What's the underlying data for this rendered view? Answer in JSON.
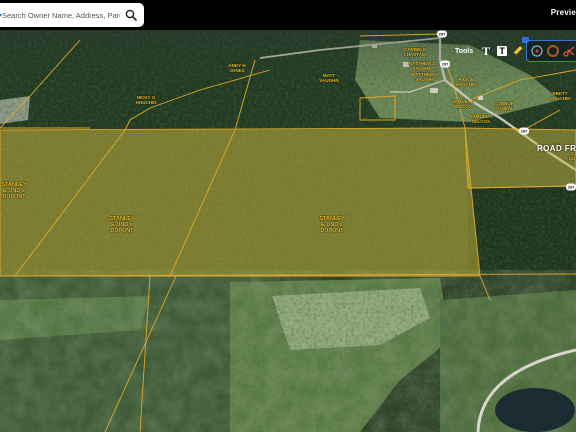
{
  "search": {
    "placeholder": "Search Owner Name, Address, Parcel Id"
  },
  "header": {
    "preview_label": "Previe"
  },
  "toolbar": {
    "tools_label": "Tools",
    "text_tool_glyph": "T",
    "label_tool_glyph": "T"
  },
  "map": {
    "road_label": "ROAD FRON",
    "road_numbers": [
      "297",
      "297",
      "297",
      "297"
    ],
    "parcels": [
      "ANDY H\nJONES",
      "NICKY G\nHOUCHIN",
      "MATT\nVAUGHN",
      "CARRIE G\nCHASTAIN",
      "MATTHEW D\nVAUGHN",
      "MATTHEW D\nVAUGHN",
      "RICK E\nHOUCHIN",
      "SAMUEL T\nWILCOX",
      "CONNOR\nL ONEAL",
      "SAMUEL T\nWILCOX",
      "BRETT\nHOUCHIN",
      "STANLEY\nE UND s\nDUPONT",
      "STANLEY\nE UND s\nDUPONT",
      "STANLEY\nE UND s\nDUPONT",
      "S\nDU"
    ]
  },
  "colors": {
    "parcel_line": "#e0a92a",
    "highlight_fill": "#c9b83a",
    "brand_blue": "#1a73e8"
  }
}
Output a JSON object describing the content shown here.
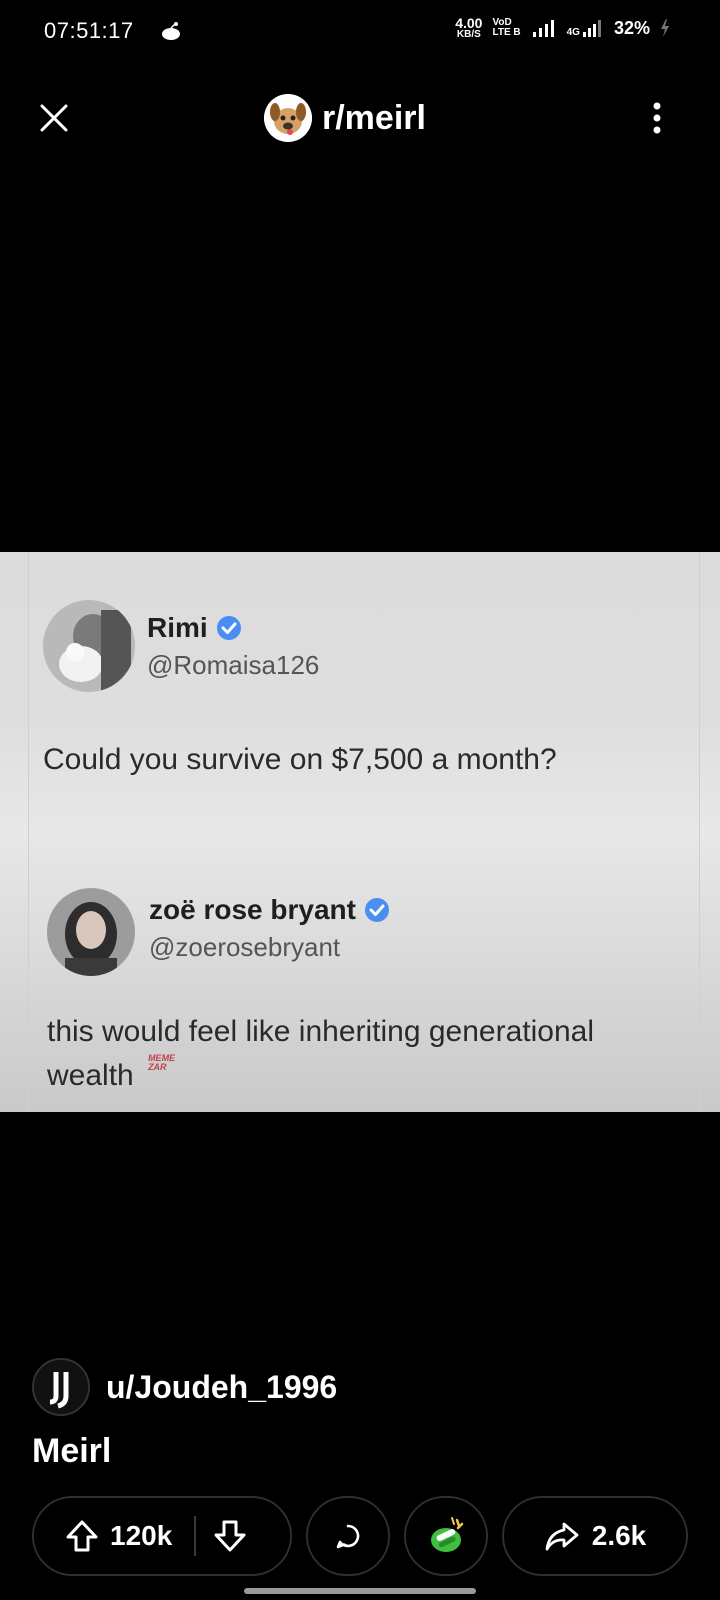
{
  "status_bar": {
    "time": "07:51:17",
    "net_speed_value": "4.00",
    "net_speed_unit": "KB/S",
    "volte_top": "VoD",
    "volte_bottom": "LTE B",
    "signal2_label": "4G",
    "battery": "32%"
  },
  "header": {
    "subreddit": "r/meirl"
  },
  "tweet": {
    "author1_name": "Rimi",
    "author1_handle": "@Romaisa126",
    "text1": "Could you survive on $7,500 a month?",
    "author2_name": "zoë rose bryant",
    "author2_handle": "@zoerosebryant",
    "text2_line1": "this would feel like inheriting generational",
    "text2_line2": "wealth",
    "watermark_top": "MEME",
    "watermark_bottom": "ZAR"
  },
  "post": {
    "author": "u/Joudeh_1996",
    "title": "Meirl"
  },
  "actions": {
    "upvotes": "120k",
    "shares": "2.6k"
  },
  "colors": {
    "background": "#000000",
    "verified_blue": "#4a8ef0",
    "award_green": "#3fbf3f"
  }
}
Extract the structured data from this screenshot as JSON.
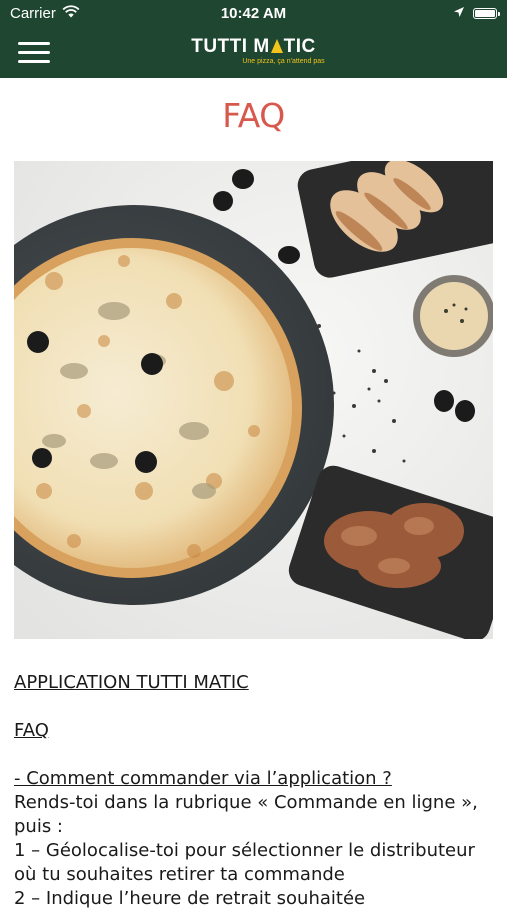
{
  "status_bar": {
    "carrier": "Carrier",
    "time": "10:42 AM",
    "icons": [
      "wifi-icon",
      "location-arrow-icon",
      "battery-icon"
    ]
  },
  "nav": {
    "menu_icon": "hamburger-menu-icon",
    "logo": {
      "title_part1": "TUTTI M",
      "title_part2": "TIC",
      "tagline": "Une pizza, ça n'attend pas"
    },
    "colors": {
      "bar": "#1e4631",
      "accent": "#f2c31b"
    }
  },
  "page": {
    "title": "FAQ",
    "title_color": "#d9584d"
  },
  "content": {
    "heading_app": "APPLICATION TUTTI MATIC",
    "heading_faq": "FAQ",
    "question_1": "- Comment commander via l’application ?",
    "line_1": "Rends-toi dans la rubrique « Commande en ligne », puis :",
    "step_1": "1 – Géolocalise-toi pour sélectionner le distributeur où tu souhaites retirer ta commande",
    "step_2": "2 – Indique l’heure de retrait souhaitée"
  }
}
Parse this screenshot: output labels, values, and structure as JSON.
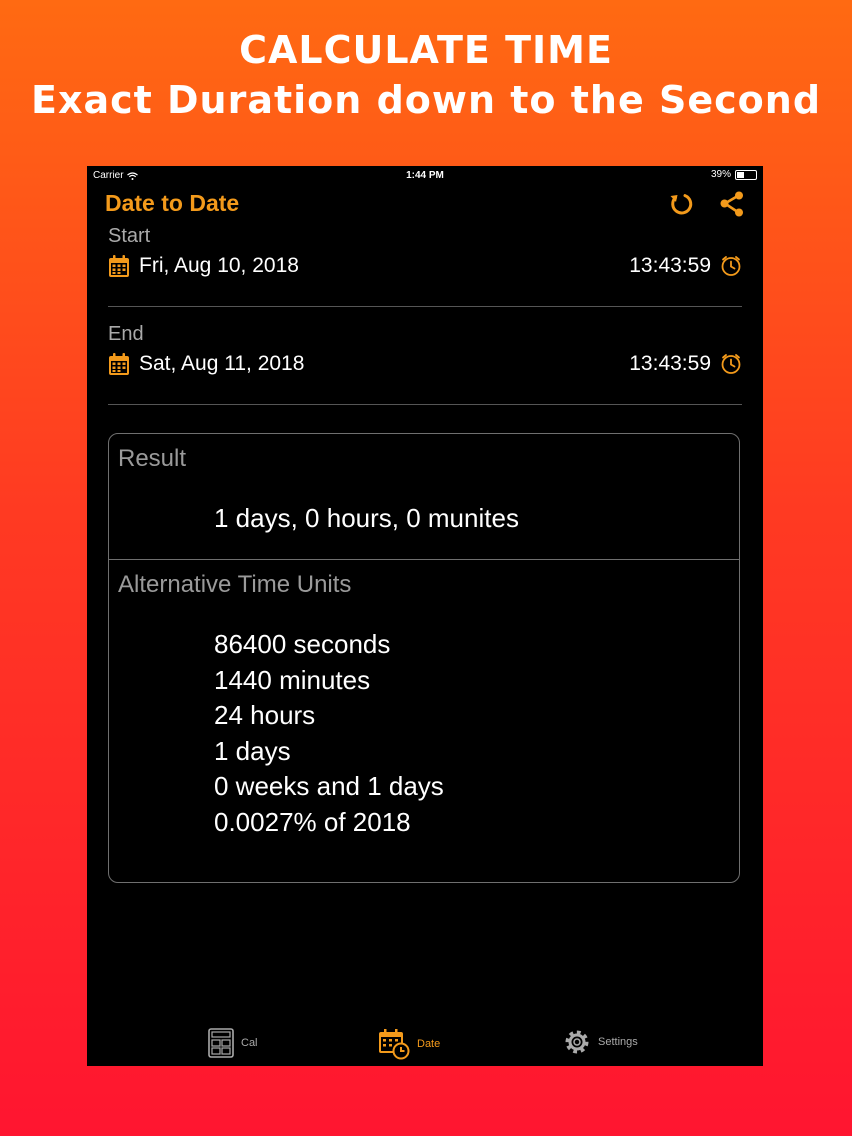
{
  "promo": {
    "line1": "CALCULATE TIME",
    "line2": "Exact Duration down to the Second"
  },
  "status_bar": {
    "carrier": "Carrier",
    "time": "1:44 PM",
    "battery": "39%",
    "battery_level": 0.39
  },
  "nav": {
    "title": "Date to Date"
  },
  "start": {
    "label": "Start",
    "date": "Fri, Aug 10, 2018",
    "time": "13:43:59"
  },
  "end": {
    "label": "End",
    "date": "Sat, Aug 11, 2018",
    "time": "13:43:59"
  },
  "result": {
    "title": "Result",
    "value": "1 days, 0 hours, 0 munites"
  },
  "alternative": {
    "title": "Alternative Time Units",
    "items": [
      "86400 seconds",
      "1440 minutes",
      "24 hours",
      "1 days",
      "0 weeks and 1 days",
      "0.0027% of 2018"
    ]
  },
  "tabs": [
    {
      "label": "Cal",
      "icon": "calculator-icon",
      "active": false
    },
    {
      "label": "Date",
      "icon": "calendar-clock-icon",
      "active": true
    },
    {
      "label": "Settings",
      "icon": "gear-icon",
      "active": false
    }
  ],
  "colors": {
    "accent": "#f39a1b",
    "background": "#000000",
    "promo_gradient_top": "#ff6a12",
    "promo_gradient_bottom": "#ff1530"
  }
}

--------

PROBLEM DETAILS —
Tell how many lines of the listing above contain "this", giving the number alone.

RESPONSE AREA —
4